- WHAT YOU SHOULD DO
Look through the data below. Show each line where the string "took" occurs.

- Collected data entries
Content starts

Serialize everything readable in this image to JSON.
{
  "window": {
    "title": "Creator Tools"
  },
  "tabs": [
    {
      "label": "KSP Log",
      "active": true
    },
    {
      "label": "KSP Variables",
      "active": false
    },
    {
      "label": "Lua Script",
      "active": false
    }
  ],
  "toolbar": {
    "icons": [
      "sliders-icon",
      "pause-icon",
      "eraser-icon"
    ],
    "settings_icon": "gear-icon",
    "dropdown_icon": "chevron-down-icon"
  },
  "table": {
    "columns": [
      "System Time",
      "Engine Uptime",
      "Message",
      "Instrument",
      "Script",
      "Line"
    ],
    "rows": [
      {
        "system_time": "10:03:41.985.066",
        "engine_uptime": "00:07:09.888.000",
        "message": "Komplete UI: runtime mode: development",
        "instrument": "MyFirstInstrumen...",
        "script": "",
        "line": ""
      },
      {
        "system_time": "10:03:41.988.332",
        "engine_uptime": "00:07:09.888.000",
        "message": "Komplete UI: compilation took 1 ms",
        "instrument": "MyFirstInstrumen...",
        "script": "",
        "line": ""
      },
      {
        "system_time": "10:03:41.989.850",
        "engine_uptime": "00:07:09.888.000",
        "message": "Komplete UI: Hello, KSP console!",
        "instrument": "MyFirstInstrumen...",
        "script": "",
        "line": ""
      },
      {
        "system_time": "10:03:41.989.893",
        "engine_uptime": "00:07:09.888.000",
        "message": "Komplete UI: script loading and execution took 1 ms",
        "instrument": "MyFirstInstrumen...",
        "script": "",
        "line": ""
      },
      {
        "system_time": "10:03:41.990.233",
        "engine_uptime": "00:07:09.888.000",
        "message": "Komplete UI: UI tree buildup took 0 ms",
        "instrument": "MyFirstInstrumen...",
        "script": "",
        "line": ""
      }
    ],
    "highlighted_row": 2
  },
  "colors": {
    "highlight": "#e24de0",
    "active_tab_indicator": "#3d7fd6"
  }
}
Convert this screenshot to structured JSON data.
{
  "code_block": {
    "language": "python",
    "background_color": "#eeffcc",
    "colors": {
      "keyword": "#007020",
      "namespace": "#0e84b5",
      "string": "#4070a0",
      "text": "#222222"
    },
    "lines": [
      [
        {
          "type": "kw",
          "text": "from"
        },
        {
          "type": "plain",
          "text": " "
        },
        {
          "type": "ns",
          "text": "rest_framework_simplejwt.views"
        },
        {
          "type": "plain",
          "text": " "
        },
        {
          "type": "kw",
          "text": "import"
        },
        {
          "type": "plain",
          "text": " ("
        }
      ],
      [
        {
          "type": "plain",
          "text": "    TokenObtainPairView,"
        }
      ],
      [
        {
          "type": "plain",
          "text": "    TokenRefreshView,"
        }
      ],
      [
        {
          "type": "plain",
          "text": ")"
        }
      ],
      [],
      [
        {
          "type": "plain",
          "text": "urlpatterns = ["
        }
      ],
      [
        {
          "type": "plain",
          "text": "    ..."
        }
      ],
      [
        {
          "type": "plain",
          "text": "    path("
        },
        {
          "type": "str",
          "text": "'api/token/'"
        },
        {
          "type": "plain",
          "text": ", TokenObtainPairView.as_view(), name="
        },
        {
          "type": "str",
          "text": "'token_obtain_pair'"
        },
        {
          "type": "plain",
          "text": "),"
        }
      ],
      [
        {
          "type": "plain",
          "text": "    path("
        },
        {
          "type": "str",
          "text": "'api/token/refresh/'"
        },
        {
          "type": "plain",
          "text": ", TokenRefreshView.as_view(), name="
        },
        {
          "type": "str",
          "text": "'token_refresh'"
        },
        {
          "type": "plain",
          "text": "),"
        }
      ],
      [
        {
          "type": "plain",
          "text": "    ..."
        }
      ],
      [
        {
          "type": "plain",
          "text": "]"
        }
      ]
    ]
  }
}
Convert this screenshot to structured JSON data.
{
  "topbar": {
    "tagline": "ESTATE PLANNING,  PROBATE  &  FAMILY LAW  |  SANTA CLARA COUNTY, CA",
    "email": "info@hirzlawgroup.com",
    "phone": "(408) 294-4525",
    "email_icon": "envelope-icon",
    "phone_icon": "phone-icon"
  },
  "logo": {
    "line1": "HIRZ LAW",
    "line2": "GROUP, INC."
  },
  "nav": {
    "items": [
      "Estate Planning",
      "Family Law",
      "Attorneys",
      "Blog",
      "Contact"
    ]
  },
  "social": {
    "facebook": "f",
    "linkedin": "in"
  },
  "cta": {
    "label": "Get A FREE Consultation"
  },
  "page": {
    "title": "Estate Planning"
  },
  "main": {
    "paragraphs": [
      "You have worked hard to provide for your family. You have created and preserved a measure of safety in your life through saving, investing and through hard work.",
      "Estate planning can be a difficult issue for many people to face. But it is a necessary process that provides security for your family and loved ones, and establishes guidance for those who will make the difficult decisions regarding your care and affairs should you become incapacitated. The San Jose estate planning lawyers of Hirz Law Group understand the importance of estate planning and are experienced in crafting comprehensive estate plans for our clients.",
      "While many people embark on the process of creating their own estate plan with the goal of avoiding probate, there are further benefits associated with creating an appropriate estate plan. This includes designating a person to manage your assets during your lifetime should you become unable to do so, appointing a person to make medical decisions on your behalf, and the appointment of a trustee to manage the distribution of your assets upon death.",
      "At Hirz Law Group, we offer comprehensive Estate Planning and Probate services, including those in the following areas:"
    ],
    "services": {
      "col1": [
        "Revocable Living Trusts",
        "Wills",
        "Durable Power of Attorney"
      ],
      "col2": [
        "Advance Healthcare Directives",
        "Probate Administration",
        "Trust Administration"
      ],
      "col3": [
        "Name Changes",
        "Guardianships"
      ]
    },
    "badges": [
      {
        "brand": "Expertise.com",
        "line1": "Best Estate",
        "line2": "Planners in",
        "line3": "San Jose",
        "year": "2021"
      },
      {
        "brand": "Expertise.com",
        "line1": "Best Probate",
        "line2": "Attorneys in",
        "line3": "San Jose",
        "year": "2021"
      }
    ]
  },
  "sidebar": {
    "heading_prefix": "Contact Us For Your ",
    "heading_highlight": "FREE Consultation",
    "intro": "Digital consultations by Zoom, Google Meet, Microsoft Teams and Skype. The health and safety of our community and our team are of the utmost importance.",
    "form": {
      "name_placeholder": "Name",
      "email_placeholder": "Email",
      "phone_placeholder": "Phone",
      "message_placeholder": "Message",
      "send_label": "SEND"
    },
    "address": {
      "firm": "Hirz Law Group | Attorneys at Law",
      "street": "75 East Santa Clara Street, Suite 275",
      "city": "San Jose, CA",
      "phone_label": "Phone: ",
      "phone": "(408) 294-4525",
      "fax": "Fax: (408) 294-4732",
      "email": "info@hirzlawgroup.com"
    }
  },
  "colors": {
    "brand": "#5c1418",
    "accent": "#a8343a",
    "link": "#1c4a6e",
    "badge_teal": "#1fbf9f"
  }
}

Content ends

- ANSWER SECTION
        "message": "Komplete UI: compilation took 1 ms",
        "message": "Komplete UI: script loading and execution took 1 ms",
        "message": "Komplete UI: UI tree buildup took 0 ms",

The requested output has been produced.